How many of the lines in the data contain "current"? Give only the number.

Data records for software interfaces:
☆ ☆ ☆ ☆ ☆ ☆ ☆

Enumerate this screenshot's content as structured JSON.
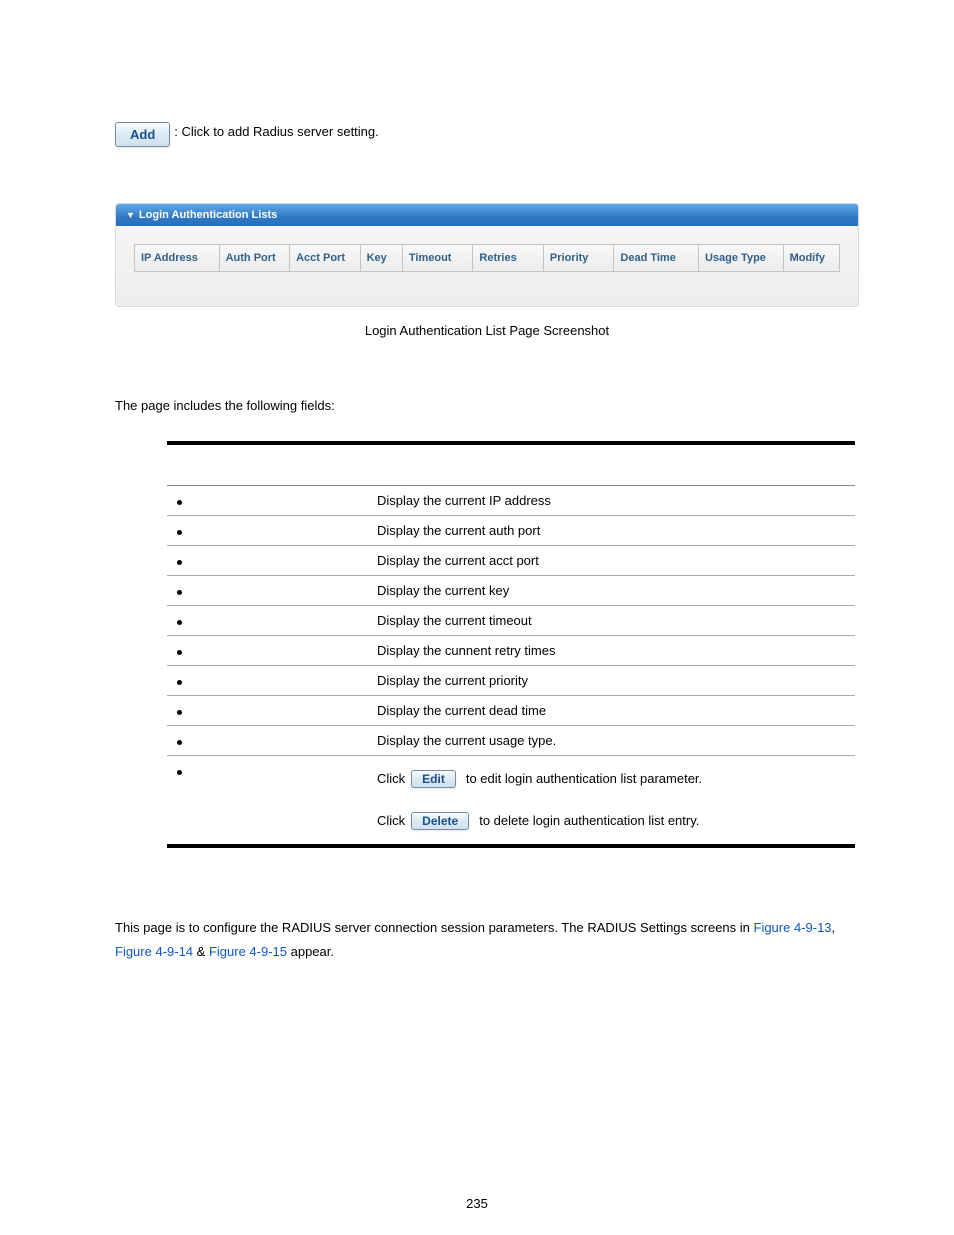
{
  "add": {
    "button": "Add",
    "desc": ": Click to add Radius server setting."
  },
  "panel": {
    "title": "Login Authentication Lists",
    "headers": [
      "IP Address",
      "Auth Port",
      "Acct Port",
      "Key",
      "Timeout",
      "Retries",
      "Priority",
      "Dead Time",
      "Usage Type",
      "Modify"
    ]
  },
  "caption": "Login Authentication List Page Screenshot",
  "fields_intro": "The page includes the following fields:",
  "rows": [
    {
      "desc": "Display the current IP address"
    },
    {
      "desc": "Display the current auth port"
    },
    {
      "desc": "Display the current acct port"
    },
    {
      "desc": "Display the current key"
    },
    {
      "desc": "Display the current timeout"
    },
    {
      "desc": "Display the cunnent retry times"
    },
    {
      "desc": "Display the current priority"
    },
    {
      "desc": "Display the current dead time"
    },
    {
      "desc": "Display the current usage type."
    }
  ],
  "modify": {
    "click": "Click",
    "edit_btn": "Edit",
    "edit_txt": " to edit login authentication list parameter.",
    "delete_btn": "Delete",
    "delete_txt": " to delete login authentication list entry."
  },
  "next": {
    "pre": "This page is to configure the RADIUS server connection session parameters. The RADIUS Settings screens in ",
    "link1": "Figure 4-9-13",
    "sep1": ", ",
    "link2": "Figure 4-9-14",
    "sep2": " & ",
    "link3": "Figure 4-9-15",
    "post": " appear."
  },
  "page_num": "235"
}
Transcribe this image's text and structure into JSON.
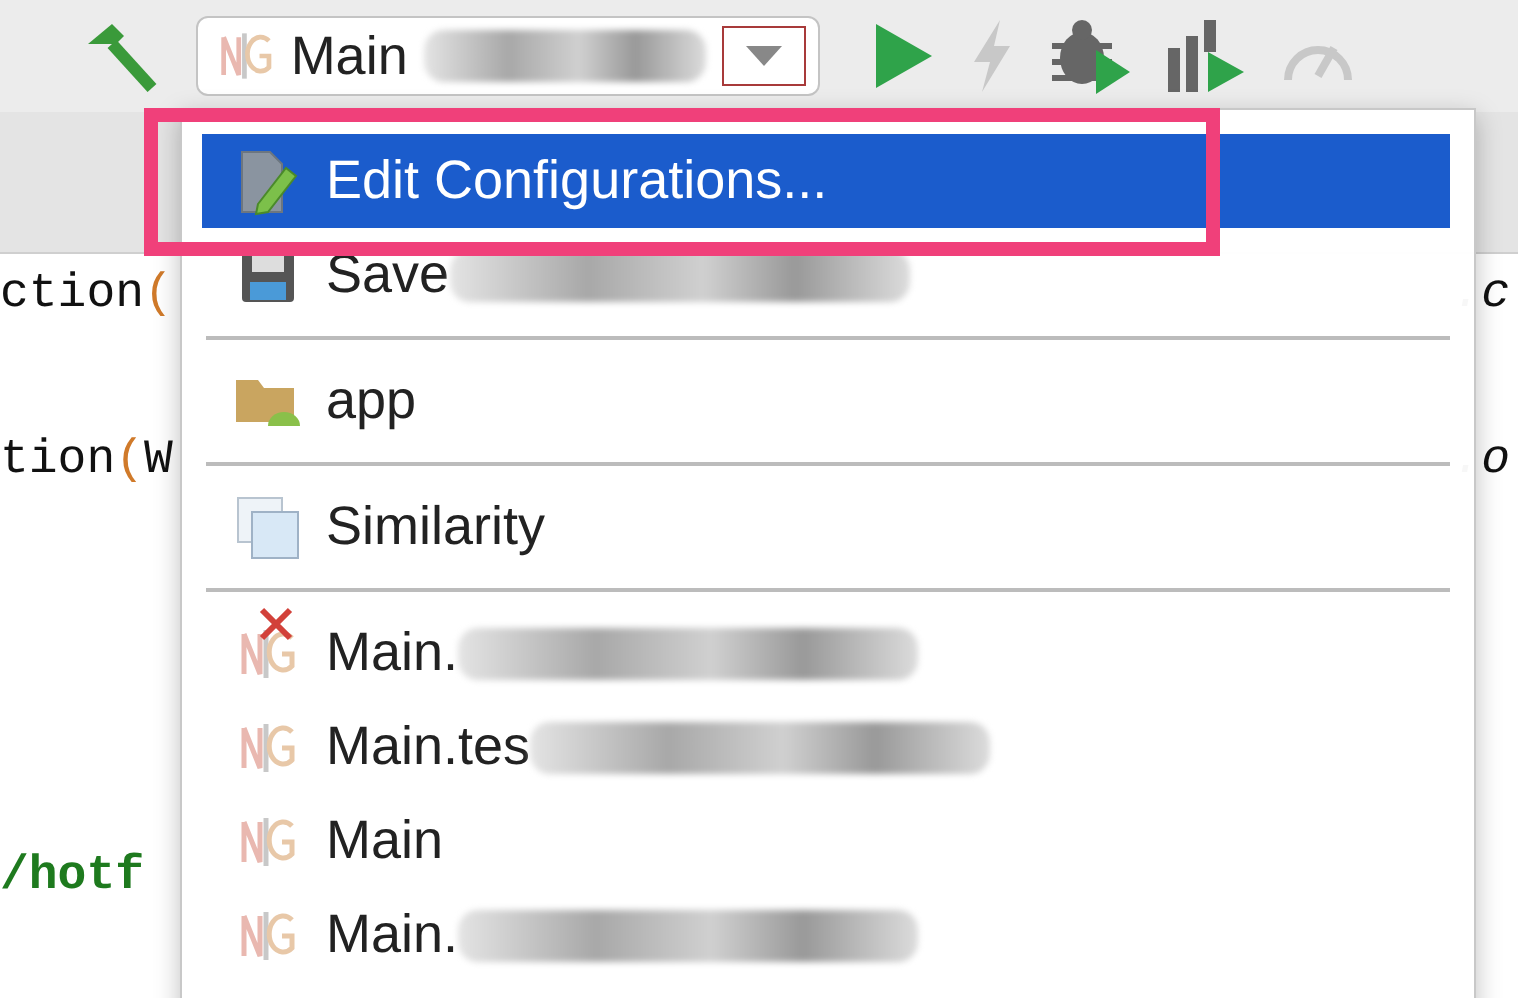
{
  "toolbar": {
    "build": {
      "kind": "hammer",
      "disabled": false
    },
    "run_config": {
      "label": "Main",
      "redacted": true
    },
    "buttons": [
      {
        "kind": "run",
        "disabled": false
      },
      {
        "kind": "bolt",
        "disabled": true
      },
      {
        "kind": "debug",
        "disabled": false
      },
      {
        "kind": "profile",
        "disabled": false
      },
      {
        "kind": "gauge",
        "disabled": true
      }
    ]
  },
  "editor": {
    "lines": [
      {
        "left": [
          {
            "text": "ction",
            "kind": "plain"
          },
          {
            "text": "(",
            "kind": "paren"
          }
        ],
        "right": ".c"
      },
      {
        "left": [
          {
            "text": "tion",
            "kind": "plain"
          },
          {
            "text": "(",
            "kind": "paren"
          },
          {
            "text": "W",
            "kind": "plain"
          }
        ],
        "right": ".o"
      },
      {
        "left": [
          {
            "text": "/hotf",
            "kind": "string"
          }
        ]
      }
    ]
  },
  "menu": {
    "items": [
      {
        "kind": "edit",
        "label": "Edit Configurations...",
        "selected": true,
        "redacted": false,
        "error": false,
        "group_end": false
      },
      {
        "kind": "save",
        "label": "Save",
        "selected": false,
        "redacted": true,
        "error": false,
        "group_end": true
      },
      {
        "kind": "module",
        "label": "app",
        "selected": false,
        "redacted": false,
        "error": false,
        "group_end": true
      },
      {
        "kind": "window",
        "label": "Similarity",
        "selected": false,
        "redacted": false,
        "error": false,
        "group_end": true
      },
      {
        "kind": "config",
        "label": "Main.",
        "selected": false,
        "redacted": true,
        "error": true,
        "group_end": false
      },
      {
        "kind": "config",
        "label": "Main.tes",
        "selected": false,
        "redacted": true,
        "error": false,
        "group_end": false
      },
      {
        "kind": "config",
        "label": "Main",
        "selected": false,
        "redacted": false,
        "error": false,
        "group_end": false
      },
      {
        "kind": "config",
        "label": "Main.",
        "selected": false,
        "redacted": true,
        "error": false,
        "group_end": false
      }
    ]
  },
  "annotation": {
    "highlighted": true
  }
}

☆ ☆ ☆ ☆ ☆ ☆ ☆

* _TASK RESPONSE_:
8